Calling into question all of our expenditures enabled us to rocket our savings up to over 70% (which doesn’t even include maxing out our 401ks or our mortgage principal). This approach has also caused us to prioritize everything in our lives. We buy so little that each thing we do buy gets used, eaten, and enjoyed. Without waste, we’re happier. Without excessive shopping, spending, or debt, we’re at peace. Without the pressure to keep up and impress, we’re liberated. And most importantly, we have options.
Our freedom from the consumer carousel means we’re able to chart a future that’s unimaginable to most people. We don’t spend a lot of money or buy a lot of stuff, but that’s because we don’t need it or want it.
How Much Do We Stand To Save?
Frugality is not about a drive for perfection, it’s about a drive for savoring life to the fullest while spending the leastest. We’re not cheap and we don’t live an uncomfortable, curmudgeonly existence. But, we also don’t waste money in areas that aren’t important to us. So just how much money are we talking about in this coffee venture?
The total we’d save over the course of a year by switching to the Costco brand is: $214.11. In a year, we’d spend $416.52 on the expensive beans (1.5 pounds purchased every two weeks at $10.68/lb) vs. $202.41 on the Costco version (1.5 pounds purchased every two weeks at $5.19/lb).
While this isn’t an earth-shattering amount, it also ain’t nothing. The key is that these savings are coupled with all of our other extreme frugality savings mechanisms. When I take into account the amounts we save by not buying clothes, by eating $0.10 breakfasts, by not paying to board Frugal Hound, by doing our own house work/repairs/renovations, and so much more, the total savings climb to tens of thousands of dollars.

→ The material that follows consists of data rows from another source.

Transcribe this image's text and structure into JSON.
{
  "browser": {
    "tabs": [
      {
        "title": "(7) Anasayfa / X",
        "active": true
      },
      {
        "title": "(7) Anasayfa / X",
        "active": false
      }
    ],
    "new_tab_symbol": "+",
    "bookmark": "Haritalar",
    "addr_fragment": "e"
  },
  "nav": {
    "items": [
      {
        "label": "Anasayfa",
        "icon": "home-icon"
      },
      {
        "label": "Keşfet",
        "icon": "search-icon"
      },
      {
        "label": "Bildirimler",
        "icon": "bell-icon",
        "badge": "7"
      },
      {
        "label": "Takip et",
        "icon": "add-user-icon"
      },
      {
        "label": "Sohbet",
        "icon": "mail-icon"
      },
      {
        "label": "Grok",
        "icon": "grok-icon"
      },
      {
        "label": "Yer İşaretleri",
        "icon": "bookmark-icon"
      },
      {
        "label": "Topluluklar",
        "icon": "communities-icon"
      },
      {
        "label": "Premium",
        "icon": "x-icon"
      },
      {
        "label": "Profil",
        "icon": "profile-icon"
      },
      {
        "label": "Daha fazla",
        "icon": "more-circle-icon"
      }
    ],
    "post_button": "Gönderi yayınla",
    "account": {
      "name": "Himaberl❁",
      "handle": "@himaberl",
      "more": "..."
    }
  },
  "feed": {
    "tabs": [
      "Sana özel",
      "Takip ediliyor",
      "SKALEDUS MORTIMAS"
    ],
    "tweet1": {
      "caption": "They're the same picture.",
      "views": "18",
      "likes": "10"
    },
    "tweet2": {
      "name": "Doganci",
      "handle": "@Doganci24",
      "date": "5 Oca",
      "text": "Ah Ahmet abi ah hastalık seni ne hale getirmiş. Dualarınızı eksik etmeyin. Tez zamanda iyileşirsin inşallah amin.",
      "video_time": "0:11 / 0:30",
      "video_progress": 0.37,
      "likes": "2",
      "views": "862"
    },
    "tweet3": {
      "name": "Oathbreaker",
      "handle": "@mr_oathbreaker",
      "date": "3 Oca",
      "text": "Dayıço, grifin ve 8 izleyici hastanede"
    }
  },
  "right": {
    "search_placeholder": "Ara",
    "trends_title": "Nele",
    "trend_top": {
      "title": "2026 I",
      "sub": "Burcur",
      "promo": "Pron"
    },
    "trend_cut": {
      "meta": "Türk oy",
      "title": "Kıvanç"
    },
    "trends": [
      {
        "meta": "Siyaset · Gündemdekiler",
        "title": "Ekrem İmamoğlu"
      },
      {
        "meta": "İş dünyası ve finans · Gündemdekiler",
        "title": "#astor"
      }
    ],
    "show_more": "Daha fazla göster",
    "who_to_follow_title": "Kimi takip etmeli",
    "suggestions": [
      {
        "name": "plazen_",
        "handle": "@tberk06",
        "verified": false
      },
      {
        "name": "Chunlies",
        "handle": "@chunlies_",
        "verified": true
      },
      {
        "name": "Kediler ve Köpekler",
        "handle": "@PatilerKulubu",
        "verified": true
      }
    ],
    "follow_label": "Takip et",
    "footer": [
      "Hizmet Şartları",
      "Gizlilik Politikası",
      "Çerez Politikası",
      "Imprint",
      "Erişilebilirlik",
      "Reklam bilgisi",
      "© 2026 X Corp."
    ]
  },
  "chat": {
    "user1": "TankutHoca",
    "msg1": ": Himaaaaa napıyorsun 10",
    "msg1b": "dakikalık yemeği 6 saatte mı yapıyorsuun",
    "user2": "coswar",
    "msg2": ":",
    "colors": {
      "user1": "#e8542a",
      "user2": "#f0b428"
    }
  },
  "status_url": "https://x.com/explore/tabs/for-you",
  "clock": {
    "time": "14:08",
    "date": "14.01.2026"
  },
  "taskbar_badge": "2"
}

This coffee undertaking represents a mere $214.11 of that total, but it all adds up. We all have our sacred cows of spending that we can’t fathom not paying for. But what happens if we put those cows on the proverbial chopping block? Doing this has been an amazing experience and we’ve been shocked to discover how painless, and liberating, it is to give up these tertiary things in our lives. Everybody needs to find peace in their lives through one vehicle or another, and for us, it’s frugality.
It’s very easy to ignore seemingly insignificant line items, like coffee, which is what we’ve been doing for over a year. Not sure why it has taken us so long to question this expense, but it’s a great example of why constant vigilance with regard to spending will always yield greater savings. Every single time.
I’ll let you know our final decision after we’ve gone through our month’s worth of Costco coffee, but I have a feeling we won’t migrate back to the pricey beans.
Update: find out what coffee bean decision we made in Updates On The Lives Of Some Frugal Weirdos.